--- Web page and app entries ---
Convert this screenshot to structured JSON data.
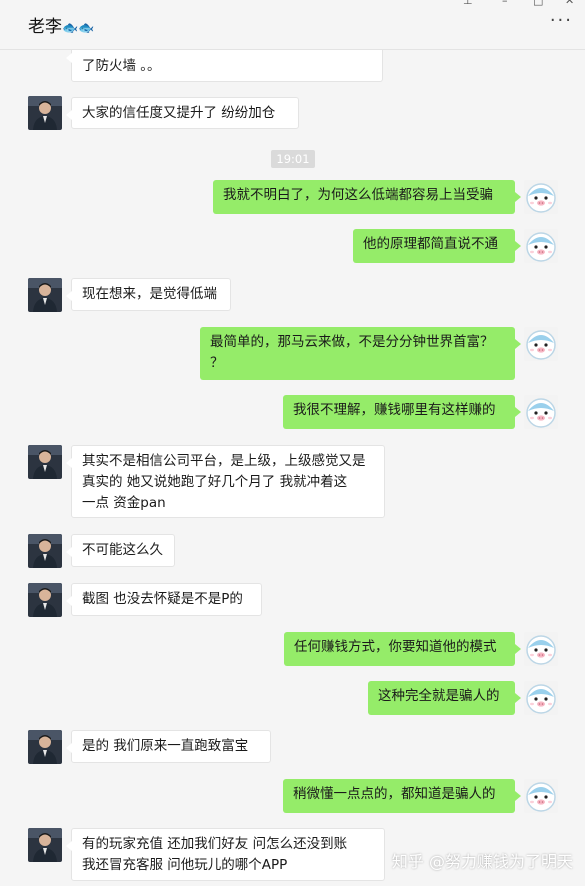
{
  "header": {
    "title": "老李",
    "emoji": "🐟🐟",
    "pin_icon": "⊥",
    "min_icon": "–",
    "max_icon": "□",
    "close_icon": "✕",
    "more_icon": "···"
  },
  "timestamp": "19:01",
  "messages": [
    {
      "side": "in",
      "lines": [
        "了防火墙 。。"
      ]
    },
    {
      "side": "in",
      "lines": [
        "大家的信任度又提升了   纷纷加仓"
      ]
    },
    {
      "side": "out",
      "lines": [
        "我就不明白了，为何这么低端都容易上当受骗"
      ]
    },
    {
      "side": "out",
      "lines": [
        "他的原理都简直说不通"
      ]
    },
    {
      "side": "in",
      "lines": [
        "现在想来，是觉得低端"
      ]
    },
    {
      "side": "out",
      "lines": [
        "最简单的，那马云来做，不是分分钟世界首富？",
        "？"
      ]
    },
    {
      "side": "out",
      "lines": [
        "我很不理解，赚钱哪里有这样赚的"
      ]
    },
    {
      "side": "in",
      "lines": [
        "其实不是相信公司平台，是上级，上级感觉又是",
        "真实的    她又说她跑了好几个月了    我就冲着这",
        "一点  资金pan"
      ]
    },
    {
      "side": "in",
      "lines": [
        "不可能这么久"
      ]
    },
    {
      "side": "in",
      "lines": [
        "截图  也没去怀疑是不是P的"
      ]
    },
    {
      "side": "out",
      "lines": [
        "任何赚钱方式，你要知道他的模式"
      ]
    },
    {
      "side": "out",
      "lines": [
        "这种完全就是骗人的"
      ]
    },
    {
      "side": "in",
      "lines": [
        "是的   我们原来一直跑致富宝"
      ]
    },
    {
      "side": "out",
      "lines": [
        "稍微懂一点点的，都知道是骗人的"
      ]
    },
    {
      "side": "in",
      "lines": [
        "有的玩家充值   还加我们好友   问怎么还没到账",
        "我还冒充客服 问他玩儿的哪个APP"
      ]
    }
  ],
  "watermark": "知乎 @努力赚钱为了明天",
  "colors": {
    "outgoing_bubble": "#95ec69",
    "incoming_bubble": "#ffffff",
    "background": "#f5f5f5"
  }
}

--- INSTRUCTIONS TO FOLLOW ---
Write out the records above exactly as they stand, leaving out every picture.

--- SOLUTION FOR THIS PROBLEM ---
Convert this screenshot to structured JSON data.
{
  "header": {
    "title": "老李",
    "emoji": "🐟🐟",
    "pin_icon": "⊥",
    "min_icon": "–",
    "max_icon": "□",
    "close_icon": "✕",
    "more_icon": "···"
  },
  "timestamp": "19:01",
  "messages": [
    {
      "side": "in",
      "lines": [
        "了防火墙 。。"
      ]
    },
    {
      "side": "in",
      "lines": [
        "大家的信任度又提升了   纷纷加仓"
      ]
    },
    {
      "side": "out",
      "lines": [
        "我就不明白了，为何这么低端都容易上当受骗"
      ]
    },
    {
      "side": "out",
      "lines": [
        "他的原理都简直说不通"
      ]
    },
    {
      "side": "in",
      "lines": [
        "现在想来，是觉得低端"
      ]
    },
    {
      "side": "out",
      "lines": [
        "最简单的，那马云来做，不是分分钟世界首富？",
        "？"
      ]
    },
    {
      "side": "out",
      "lines": [
        "我很不理解，赚钱哪里有这样赚的"
      ]
    },
    {
      "side": "in",
      "lines": [
        "其实不是相信公司平台，是上级，上级感觉又是",
        "真实的    她又说她跑了好几个月了    我就冲着这",
        "一点  资金pan"
      ]
    },
    {
      "side": "in",
      "lines": [
        "不可能这么久"
      ]
    },
    {
      "side": "in",
      "lines": [
        "截图  也没去怀疑是不是P的"
      ]
    },
    {
      "side": "out",
      "lines": [
        "任何赚钱方式，你要知道他的模式"
      ]
    },
    {
      "side": "out",
      "lines": [
        "这种完全就是骗人的"
      ]
    },
    {
      "side": "in",
      "lines": [
        "是的   我们原来一直跑致富宝"
      ]
    },
    {
      "side": "out",
      "lines": [
        "稍微懂一点点的，都知道是骗人的"
      ]
    },
    {
      "side": "in",
      "lines": [
        "有的玩家充值   还加我们好友   问怎么还没到账",
        "我还冒充客服 问他玩儿的哪个APP"
      ]
    }
  ],
  "watermark": "知乎 @努力赚钱为了明天",
  "colors": {
    "outgoing_bubble": "#95ec69",
    "incoming_bubble": "#ffffff",
    "background": "#f5f5f5"
  }
}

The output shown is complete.